But your customers aren’t the only victims in this horror story. When an e-skimming breach hits the news, businesses can suffer significant reputation loss. The government isn’t going to let you off the hook either. Regulatory fines are a common occurrence. For example, regulators in the UK fined Ticketmaster £1.25m (approximately 1.7 million in U.S. dollars) because the company’s website operators failed to notice and halt a Magecart attack that lasted three months and resulted in the theft of data on nine million customers.
And then there is the dreaded Google Blacklisting. Google regularly marks tens of thousands of websites as ‘suspicious’ daily due to malware embedded on the website. Do you really want your customers to type your website URL, only to get the Google message “This site may harm your computer.”?
Ok, I get it. I am ready to become a website security evangelist. Show me the way!We recommend you start with these 10 steps:
1. Move Security to the “Left”No. We’re not making a political statement here. On the software development lifecycle (SDLC) continuum, historically, security was an afterthought—i.e., it happened after a website or application had been created or cobbled together from a variety of different third- and fourth-party code and applications. Security needs to happen at the beginning of and throughout the website and application development process. And just in case you still need convincing, it is considerably more costly to patch bugs and fix issues later in the development lifecycle. An ounce of prevention is still worth a pound of cure!

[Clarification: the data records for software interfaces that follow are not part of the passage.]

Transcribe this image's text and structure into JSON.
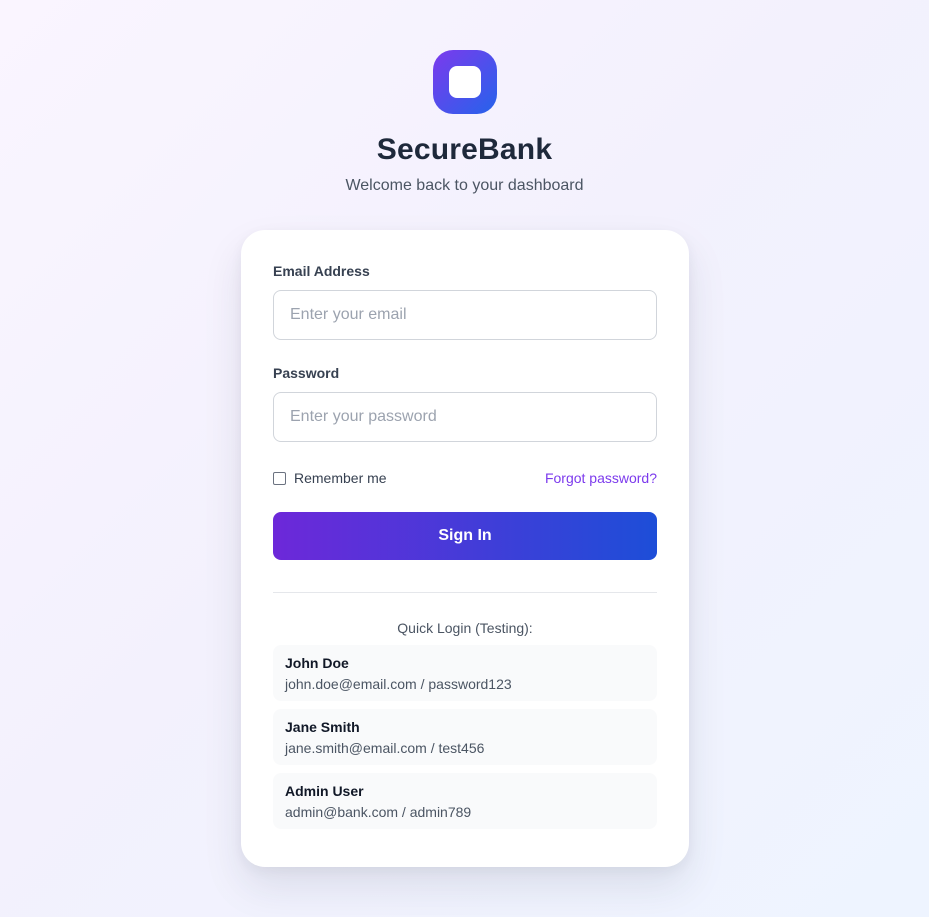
{
  "app": {
    "title": "SecureBank",
    "subtitle": "Welcome back to your dashboard",
    "logo_icon": "app-logo-icon",
    "brand_colors": [
      "#7c3aed",
      "#2563eb"
    ]
  },
  "login_form": {
    "email_label": "Email Address",
    "email_placeholder": "Enter your email",
    "email_value": "",
    "password_label": "Password",
    "password_placeholder": "Enter your password",
    "password_value": "",
    "remember_label": "Remember me",
    "remember_checked": false,
    "forgot_label": "Forgot password?",
    "submit_label": "Sign In"
  },
  "quick_login": {
    "title": "Quick Login (Testing):",
    "accounts": [
      {
        "name": "John Doe",
        "credentials": "john.doe@email.com / password123"
      },
      {
        "name": "Jane Smith",
        "credentials": "jane.smith@email.com / test456"
      },
      {
        "name": "Admin User",
        "credentials": "admin@bank.com / admin789"
      }
    ]
  }
}
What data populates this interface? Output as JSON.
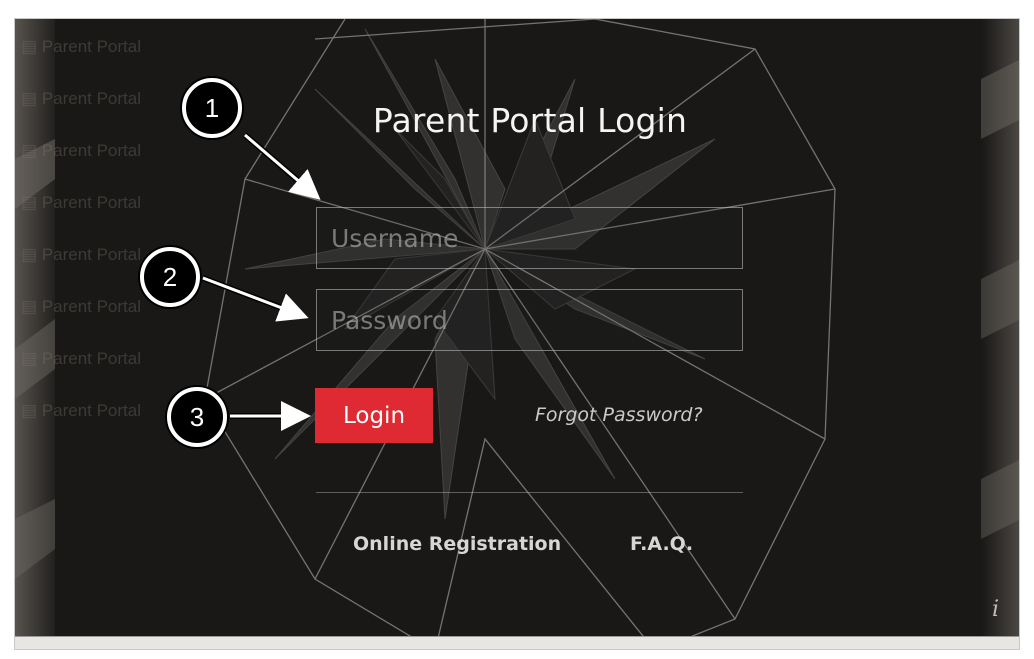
{
  "login_panel": {
    "title": "Parent Portal Login",
    "username_placeholder": "Username",
    "password_placeholder": "Password",
    "login_label": "Login",
    "forgot_label": "Forgot Password?",
    "links": {
      "registration": "Online Registration",
      "faq": "F.A.Q."
    },
    "info_glyph": "i"
  },
  "callouts": {
    "one": "1",
    "two": "2",
    "three": "3"
  },
  "colors": {
    "login_button": "#e02a33",
    "background": "#1e1d1c",
    "callout_badge": "#000000"
  },
  "icons": {
    "info": "info-icon"
  }
}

2. Know Thyself. Identify & DetectThe maxim from the ancient Greek oracle temple at Delphi is inherently appropriate here. It is critical for your business to know what web assets you own and the type of data they hold. You should also engage in some regular “web and system psychotherapy” by conducting some deep-dive scans to reveal intrusions, behavioral anomalies, and unknown threats.
4. Patch early and patch often (and keep your software updated for goodness sake!)The 2020 Magento breach mentioned previously happened because 2,000 online store owners failed to migrate their online website operations from Magento 1 to Magento 2. Updates and patches happen for a reason, folks. If you receive a notice that one of your website’s applications has issued an update, then take some time and install the update!
6. Add a little extra policing. Implement Content Security PoliciesContent security policies (CSP) add some extra security that can detect and mitigate some types of attacks, such as XSS and data injections. Configure your web server to enable CSP. You can also define your own CSP using meta tags within the HTML page.
7. Avoid the drama. Compartmentalize your web applicationsSecurity professionals advise you to split your front-end applications up into smaller components, such as public, authenticated, and admin, and to deploy these parts in a separate origin (e.g., https://admin.websitename.com). This can help reduce client-side vulnerabilities by limiting the exposure across the application.
8. Eek! Cover up. Don’t expose all your data!If you have some sensitive merchant data that no one needs to see, then make sure you store this data in a unique metafield. Also, if you’re using something like GitHub, remember to keep your API keys hidden from public view and access.
9. Certify yourself. Use an SSL Certificate for all websitesSSL certificates are a protocol for encrypting Internet traffic and verifying server identity. In a nutshell, they are basic website-security 101. They enable website authentication and make SSL/TSL encryption possible. They also enable the website to have an HTTPS web address. Many browsers have started tagging websites without an SSL certificate as “not secure.” While an SSL certificate and HTTPS address does not guarantee a website is secure (since SSL certificates are easy to obtain and a malicious threat actor could create a fake or malicious website with an HTTPS address), having that HTTPS web address and encrypting any customer data being sent over the internet, does make customers more trustworthy of your site.
10. Never give up. Never surrender! (i.e. Stay vigilant)Cybercriminals don’t give up and neither should you. Make sure to dedicate regular efforts to inspection, monitoring, and patching.